The design is incredibly unique. Opening at the bottom, an individual would continue to stack another addition to the composter once it is full. Each level is entirely removable including the lid. However, the only downfall was that through my searches high and low, I never did locate any plans online or any places in the US where I could order one.
My search efforts were exhausting! Then, just as I was about to give up, I found an obscure website that mentioned there were plans inside of a book that was no longer published and out of print. I just had to get my hands on that book. Unbelievably, it was very easy to find in Amazon’s used books. Within days, a copy of Geoff Hamilton’s Cottage Gardens was in my hands!
Sure, enough, there on pages 67 and 68 were the simple plans. Today, I am going to share them with you. If you don’t already compost your shavings, kitchen scraps and chicken manure, you no longer have any excuses. These beauties make it easy to provide your garden with black gold.
Beehive Composter Instructions
Please note that these measurements are from the UK and converted from millimeters to inches. You may need to improvise at the hardware store. Also, these directions have been converted from a sketch. They may need some tinkering and adjustments.
drill-recommend pre-drilling your holes
paint-color of your choice
26″ long Feather edged fencing~ Quantity 7
wood screws and nails
4 metal angle brackets
4 metal corner brackets
26″ long hardwood moulding-for top of lid roof~ Quantity 1
1″x1″ timber- cut to 22 1/2″ long~Quantity 2
2″x1″ timber-cut to 22 1/2″ long~Quantity 3
4 1/2″ tall x1″wide timber 26″ long cut into piece as shown below~Quantity 2
The sides are angled upward
9″x1″ timber cut to top measuring across 20″/bottom measuring across 22″ with angled sides~Quantity 10
9″x1″ timber cut to top measuring across 22″/bottom measuring across 24″ with angled sides~Quantity 10
2″x2″ blocks for corners 7″ long ~Quantity 20
Cut all of your pieces out first.
Screw one of the 1″x1″ timber pieces to the bottom of the 2″x1″ timber piece. Repeat with other two pieces. (see below)
Stand the two 26″ side pieces parallel to each other and place the 2″x1″/1″x1″ piece that you just created in step one between the two sides. The 1″x1″ portion should be closest to the ground leaving a “ledge” above it. This should look like a square. Screw together one side.
Place the remaining 22 1/2″ piece of timber between the lid’s apex and screw that in using four corner brackets, one on each side.
Complete the square by screwing together the last side. Then flip it over and for extra strength, screw a metal angle bracket into each corner.
Next adhere the feather edged fencing starting at the base of the lid on each side and work your way up. Top the roof off with the hardwood moulding.
Take two 20″x22″ pieces and two 22″x24″ pieces. These will be assembled to make a square. The longer pieces will form the front and back and the two shorter pieces will become the sides.

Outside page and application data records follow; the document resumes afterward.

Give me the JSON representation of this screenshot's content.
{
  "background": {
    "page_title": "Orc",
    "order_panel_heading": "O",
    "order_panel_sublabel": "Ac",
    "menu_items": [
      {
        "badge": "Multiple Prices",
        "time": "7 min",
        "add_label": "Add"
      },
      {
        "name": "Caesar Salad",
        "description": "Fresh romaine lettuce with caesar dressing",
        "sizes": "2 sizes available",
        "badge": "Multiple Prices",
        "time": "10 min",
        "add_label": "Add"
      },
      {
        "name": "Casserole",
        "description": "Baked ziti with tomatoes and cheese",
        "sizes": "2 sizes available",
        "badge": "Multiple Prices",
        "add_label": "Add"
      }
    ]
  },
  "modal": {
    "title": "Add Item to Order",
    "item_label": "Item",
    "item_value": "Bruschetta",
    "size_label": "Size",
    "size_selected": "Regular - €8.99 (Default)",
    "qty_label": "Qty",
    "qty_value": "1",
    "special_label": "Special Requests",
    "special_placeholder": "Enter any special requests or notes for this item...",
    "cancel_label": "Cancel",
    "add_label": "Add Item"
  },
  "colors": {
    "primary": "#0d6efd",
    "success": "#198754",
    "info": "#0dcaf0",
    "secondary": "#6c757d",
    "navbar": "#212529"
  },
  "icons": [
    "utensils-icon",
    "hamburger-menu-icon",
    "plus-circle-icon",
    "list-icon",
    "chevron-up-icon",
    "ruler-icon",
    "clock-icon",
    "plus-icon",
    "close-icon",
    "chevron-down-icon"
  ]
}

Place one of the 2″x2″x7″ wooden pieces perpendicular in the corner. Keeping this piece flush with the top while leaving a 2″ gap at the bottom of the corner, screw 4 screws into the 2″x2″ piece. Repeat all the way around until you have a square.
Repeat this process until you have created 5 total squares. In the very bottom square, create an access panel, similar to the one in the photo below. This is to access the finished compost.
Stack the remaining four bases upon each other and top with the lid.
I suggest that you make two. These are too darling to stand alone. I have this on my summer to-do list! Are you going to add it to yours?